Similarly, Metropolitan Anthony of Sourozh in the introduction to his Essential Writtings is reported to have said that his years of service as a military doctor during the Second World War was “excellent training for the monastic life, teaching him to accept the will of others and to put their needs before his own in the most practical way.”
None of us like very much being told what to do–told by other people or told by our circumstances. However, the germ of the ancestral sin, the deep root of our own sin, is our unwillingness to relinquish our will; to trust the judgement of others above our own; to believe that even in the midst of awkward, uncomfortable or even painful circumstance, the Love of God is present and the Power of God is at work.
I think this is the reason why the Church continually brings to our mind the martyrs. When the Church talks about martyrs in Her hymns, the martyrs are often spoken of as being revealed rather than made. That is, their manner of death does not make them martyrs, it reveals that they were martyrs already.
Martyrs are those who have learned to believe, to trust and to know that the Love of God and the Power of God are at work in difficult circumstances. They have learned to discern the voice of God in the voice of others, even others who “know not what they do.” They have learned to pray with their whole mind and body, offering their frustrations, pains and sufferings of all sorts to God as a “living sacrifice, wholly acceptable to God.”

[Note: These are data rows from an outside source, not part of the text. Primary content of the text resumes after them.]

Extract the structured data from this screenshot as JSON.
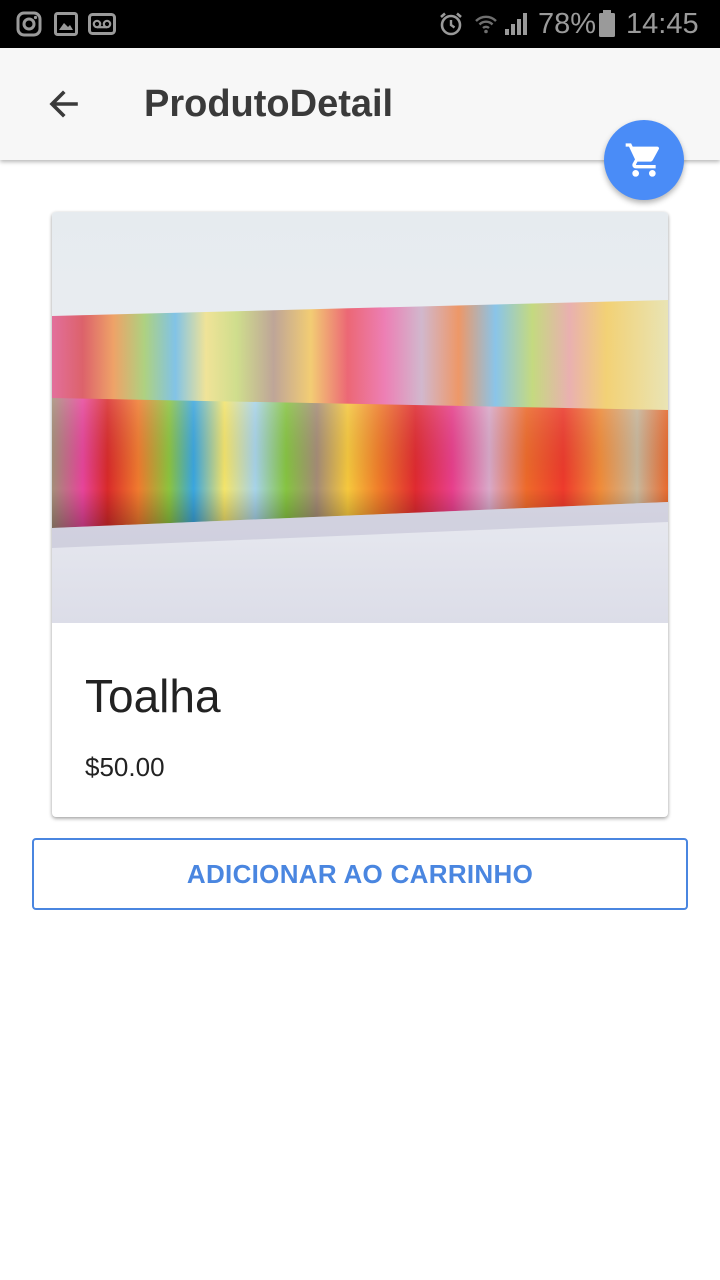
{
  "status_bar": {
    "icons_left": [
      "instagram-icon",
      "gallery-icon",
      "voicemail-icon"
    ],
    "icons_right": [
      "alarm-icon",
      "wifi-icon",
      "signal-icon",
      "battery-icon"
    ],
    "battery": "78%",
    "time": "14:45"
  },
  "app_bar": {
    "back_icon": "arrow-back-icon",
    "title": "ProdutoDetail"
  },
  "fab": {
    "icon": "shopping-cart-icon",
    "color": "#4a8cf7"
  },
  "product": {
    "name": "Toalha",
    "price": "$50.00",
    "image": "striped-rainbow-towel"
  },
  "actions": {
    "add_to_cart_label": "ADICIONAR AO CARRINHO",
    "accent_color": "#4a86e0"
  }
}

Whether parent or monastic, salvation begins and ends with repentance, with the turning away from our own will and through submission to the will of the Other, who is God, yet who generally rings our bell by the hand, voice, or cry of another.